>>>
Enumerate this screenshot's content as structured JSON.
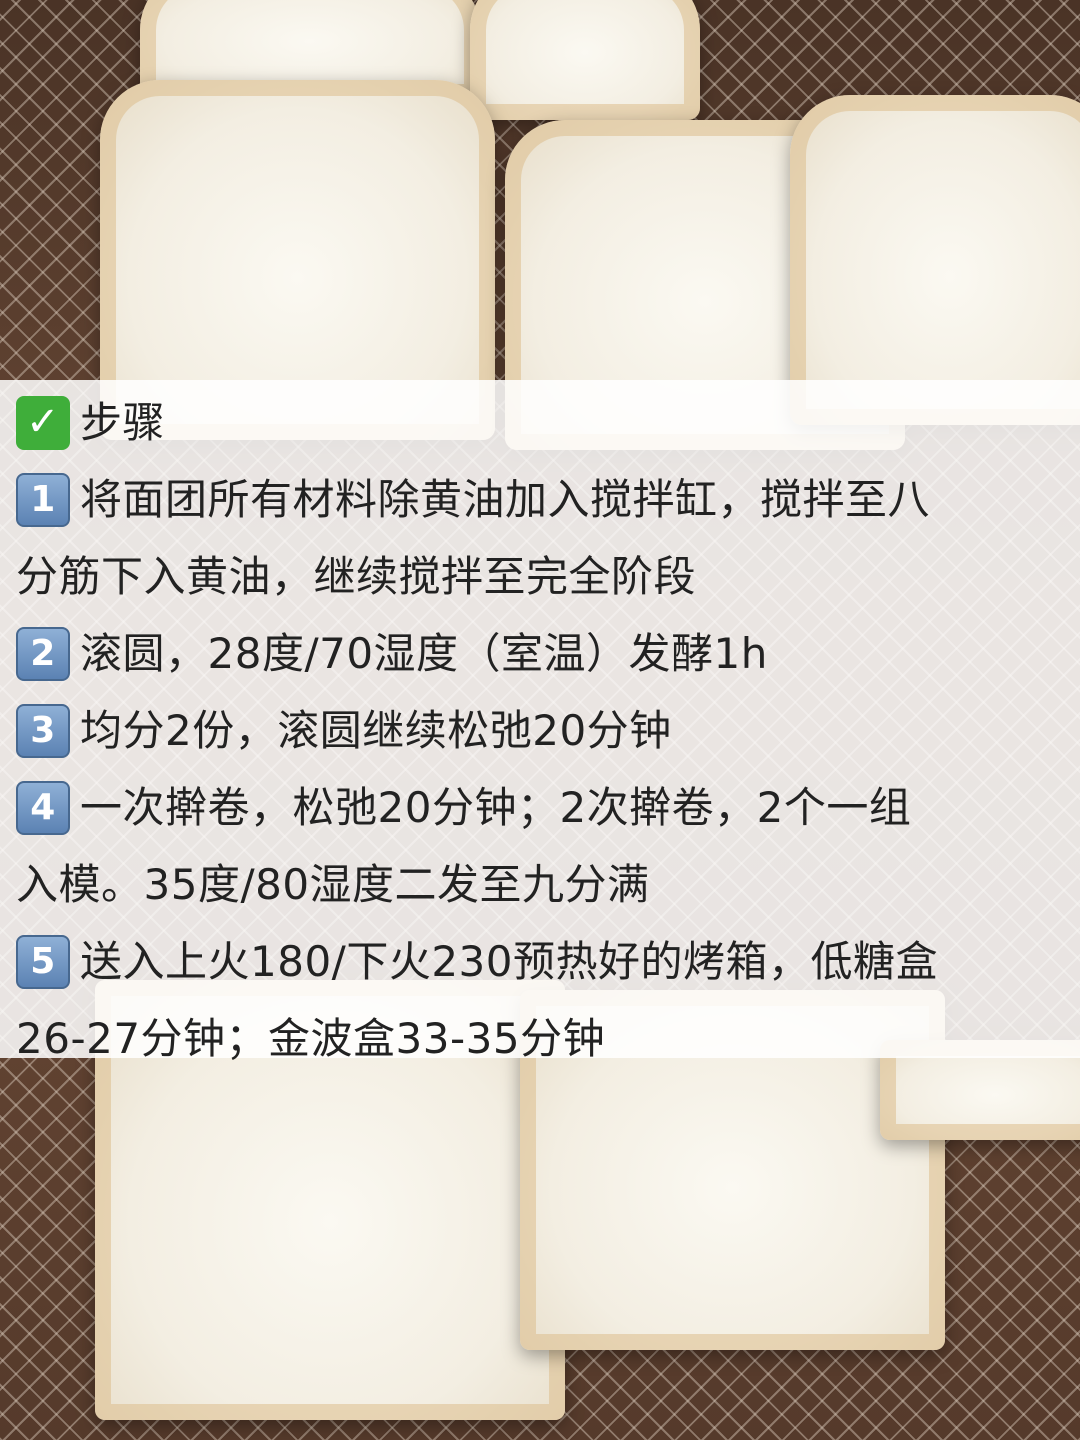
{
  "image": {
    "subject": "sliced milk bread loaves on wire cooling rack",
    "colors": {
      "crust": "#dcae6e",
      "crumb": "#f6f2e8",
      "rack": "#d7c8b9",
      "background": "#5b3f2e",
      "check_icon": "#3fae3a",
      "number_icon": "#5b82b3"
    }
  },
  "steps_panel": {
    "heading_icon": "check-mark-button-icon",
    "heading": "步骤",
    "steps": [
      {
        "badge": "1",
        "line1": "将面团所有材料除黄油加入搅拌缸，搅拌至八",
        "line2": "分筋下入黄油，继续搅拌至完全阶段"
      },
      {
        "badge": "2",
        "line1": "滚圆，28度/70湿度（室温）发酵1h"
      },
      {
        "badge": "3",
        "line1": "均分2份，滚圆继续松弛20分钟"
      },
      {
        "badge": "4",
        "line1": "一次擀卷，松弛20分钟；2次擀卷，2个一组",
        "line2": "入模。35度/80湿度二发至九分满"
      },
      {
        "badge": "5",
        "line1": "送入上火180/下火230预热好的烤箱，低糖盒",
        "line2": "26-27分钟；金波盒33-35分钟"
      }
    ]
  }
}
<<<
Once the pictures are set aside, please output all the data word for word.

Answer to the exercise —
Enumerate this screenshot's content as structured JSON.
{
  "image": {
    "subject": "sliced milk bread loaves on wire cooling rack",
    "colors": {
      "crust": "#dcae6e",
      "crumb": "#f6f2e8",
      "rack": "#d7c8b9",
      "background": "#5b3f2e",
      "check_icon": "#3fae3a",
      "number_icon": "#5b82b3"
    }
  },
  "steps_panel": {
    "heading_icon": "check-mark-button-icon",
    "heading": "步骤",
    "steps": [
      {
        "badge": "1",
        "line1": "将面团所有材料除黄油加入搅拌缸，搅拌至八",
        "line2": "分筋下入黄油，继续搅拌至完全阶段"
      },
      {
        "badge": "2",
        "line1": "滚圆，28度/70湿度（室温）发酵1h"
      },
      {
        "badge": "3",
        "line1": "均分2份，滚圆继续松弛20分钟"
      },
      {
        "badge": "4",
        "line1": "一次擀卷，松弛20分钟；2次擀卷，2个一组",
        "line2": "入模。35度/80湿度二发至九分满"
      },
      {
        "badge": "5",
        "line1": "送入上火180/下火230预热好的烤箱，低糖盒",
        "line2": "26-27分钟；金波盒33-35分钟"
      }
    ]
  }
}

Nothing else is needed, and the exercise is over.